A study into ethnic groups in poverty in Wales shows the choices of those in those groups were often limited and influenced by health and skills, gender roles and resources that could help them escape from poverty.
A report released today warns that the Welsh Government's Tackling Poverty Plan is unlikely to succeed if it overlooks the specific needs of different ethnic groups living in poverty.
The Joseph Rowntree Foundations conducted research based on real life experiences of poverty from 27 families from five different ethnic groups - Bangladeshi, Pakistani, Somali, Polish and white British/Welsh.
It found that families in the different groups faced similar barriers that prevented them from climbing out of poverty, such as the difficulty of securing a good job.
The respondents all saw employment as the main pathway out of poverty as well as education and where they lived.

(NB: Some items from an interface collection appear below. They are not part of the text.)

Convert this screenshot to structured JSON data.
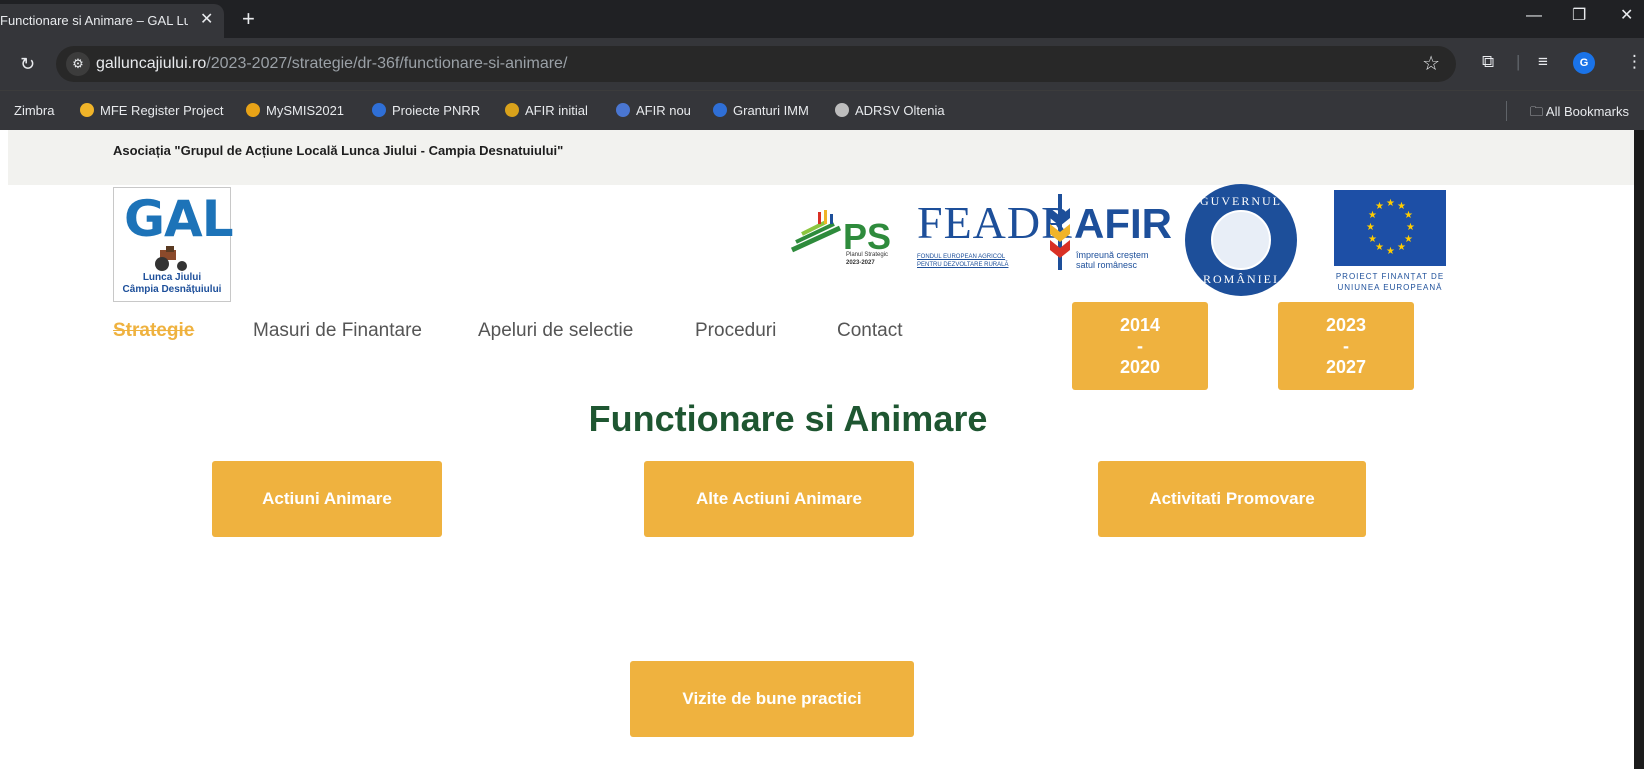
{
  "browser": {
    "tab_title": "Functionare si Animare – GAL Lu",
    "url_host": "galluncajiului.ro",
    "url_path": "/2023-2027/strategie/dr-36f/functionare-si-animare/",
    "profile_letter": "G",
    "bookmarks": [
      {
        "label": "Zimbra",
        "color": "#35363a"
      },
      {
        "label": "MFE Register Project",
        "color": "#f0b429"
      },
      {
        "label": "MySMIS2021",
        "color": "#e8a317"
      },
      {
        "label": "Proiecte PNRR",
        "color": "#2f6fd6"
      },
      {
        "label": "AFIR initial",
        "color": "#d9a21b"
      },
      {
        "label": "AFIR nou",
        "color": "#4a76d1"
      },
      {
        "label": "Granturi IMM",
        "color": "#2f6fd6"
      },
      {
        "label": "ADRSV Oltenia",
        "color": "#bdbdbd"
      }
    ],
    "all_bookmarks": "All Bookmarks",
    "icons": {
      "tab_close": "close-icon",
      "new_tab": "plus-icon",
      "reload": "reload-icon",
      "site_info": "tune-icon",
      "bookmark_star": "star-icon",
      "extensions": "puzzle-icon",
      "reading_list": "reading-list-icon",
      "menu": "kebab-menu-icon",
      "folder": "folder-icon"
    }
  },
  "site": {
    "org_name": "Asociația \"Grupul de Acțiune Locală Lunca Jiului - Campia Desnatuiului\"",
    "gal_logo": {
      "letters": "GAL",
      "line1": "Lunca Jiului",
      "line2": "Câmpia Desnățuiului"
    },
    "ps_logo": {
      "mark": "PS",
      "line1": "Planul Strategic",
      "line2": "2023-2027"
    },
    "feadr_logo": {
      "mark": "FEADR",
      "line1": "FONDUL EUROPEAN AGRICOL",
      "line2": "PENTRU DEZVOLTARE RURALĂ"
    },
    "afir_logo": {
      "mark": "AFIR",
      "line1": "împreună creștem",
      "line2": "satul românesc"
    },
    "gov_logo": {
      "top": "GUVERNUL",
      "bottom": "ROMÂNIEI"
    },
    "eu_logo": {
      "line1": "PROIECT FINANȚAT DE",
      "line2": "UNIUNEA EUROPEANĂ"
    },
    "nav": [
      {
        "label": "Strategie",
        "active": true
      },
      {
        "label": "Masuri de Finantare",
        "active": false
      },
      {
        "label": "Apeluri de selectie",
        "active": false
      },
      {
        "label": "Proceduri",
        "active": false
      },
      {
        "label": "Contact",
        "active": false
      }
    ],
    "periods": [
      {
        "from": "2014",
        "dash": "-",
        "to": "2020"
      },
      {
        "from": "2023",
        "dash": "-",
        "to": "2027"
      }
    ],
    "page_title": "Functionare si Animare",
    "actions": [
      "Actiuni Animare",
      "Alte Actiuni Animare",
      "Activitati Promovare",
      "Vizite de bune practici"
    ],
    "colors": {
      "accent": "#efb23f",
      "title": "#1e5631",
      "nav_text": "#555555",
      "topbar": "#f2f2ef"
    }
  }
}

There is more poverty in Wales' working households than in those where no one has a job.
The findings, by the Joseph Rowntree Foundation, blame a low pay job market.
Currently 690,000 people in Wales are classed as living in poverty - those who have less than 60 per cent of the average income.
That's almost a quarter of the population here - a higher rate than the other countries in the UK - and worst in rural areas.
Furthermore, 285,000 people - half of those classed as in poverty - are struggling despite having a job.
Dawn Taylor lives near Ruthin in Denbighshire with her partner and nine-year-old son.
She works two hours per day at the local primary school, and her partner is a painter and decorator.
She told ITV News: "It's a struggle every single day. For Christmas I've asked family and friends: 'Just get my son clothes'. I can't afford to go shopping and buy him clothes."
She added: "We're too honest to say: 'Forget working - we'll go on benefits'. We want to work. But we're struggling."
Andy Fox is the General Manager at Cedar Tree Farm, a new restaurant opening in Cardiff.
He is looking to recruit 100 workers and says there was a 'fantastic response' from jobseekers at the jobs fair, particularly from people looking for extra work to boost their income.
"A lot of people come in looking for part-time work," he said. "Obviously people have other jobs; they want a bit of extra money."
David Cramb, from Barry, was one of more than 3,000 people at a jobs fair in Cardiff yesterday.
He is a full-time van driver, but also does bar work to earn more money.
He says he has worked 22 hours a day at times, but added: "It does affect the quality of your life - come the weekend you've got no energy to do anything."
David is looking for more part-time work, as money is tight.
"We're surviving," he said. "It's paying the bills, buying food, and that's about all we can cover at the moment."
A Department for Work and Pensions spokesperson has responded to criticism that it is not doing enough to tackle the issue of low pay and low working hours, saying it is 'committed to making work pay'.
The Deputy Minister for Tackling Poverty, Vaughan Gething, says the "sluggish" economic recovery has meant there are many people in Wales who are forced to work part-time, or take on lower wages to have some sort of work.
He told our reporter Tom Sheldrick that the Welsh Government's Tackling Poverty Action Plan - relaunched in July - is "a recognition that we need to create, not just more work, but better work."
One of the authors of today's report - Monitoring Poverty and Social Exclusion in Wales 2013 - says politicians in Westminster and Wales need to focus on improving workers' pay and hours, as well as job creation.
Peter Kenway, the Director of the New Policy Institute, says "the politicians have been very alert to the idea that people aren't working enough. They have had nothing to say about pay - and we're saying they need to do something about that."
He advocates the introduction of a Living Wage across Wales. The idea is promoted by the Living Wage Foundation, and based on the amount an individual needs to earn to cover the basic costs of living.
It is set at £7.45 per hour, and higher for London. Cardiff is one of several big local authorities in the UK to adopt it.
The report found 690,000 people in Wales are in poverty - nearly a quarter of the population of just over 3 million.
It reveals a much higher number of families living in poverty when workers are part-time, and earning less than the Living Wage.
- 690,000 people in Wales were living in poverty in the three years to 2011/12 - a higher poverty rate than in England and Scotland
- 51 per cent of those in poverty are from working families, compared to jobless families
- 29 per cent of families working part-time live in poverty, compared to 7 per cent for full-time working families
- 23 per cent of workers earning less than the Living Wage of £7.45 per hour live in poverty, compared to 3 per cent of those earning more
A household is considered to be in poverty if its income (after tax and adjusted for household size) is below 60 per cent of the UK median for the year.
The report - published once every two years - was prepared by a team at the think tank the New Policy Institute, for the Joseph Rowntree Foundation.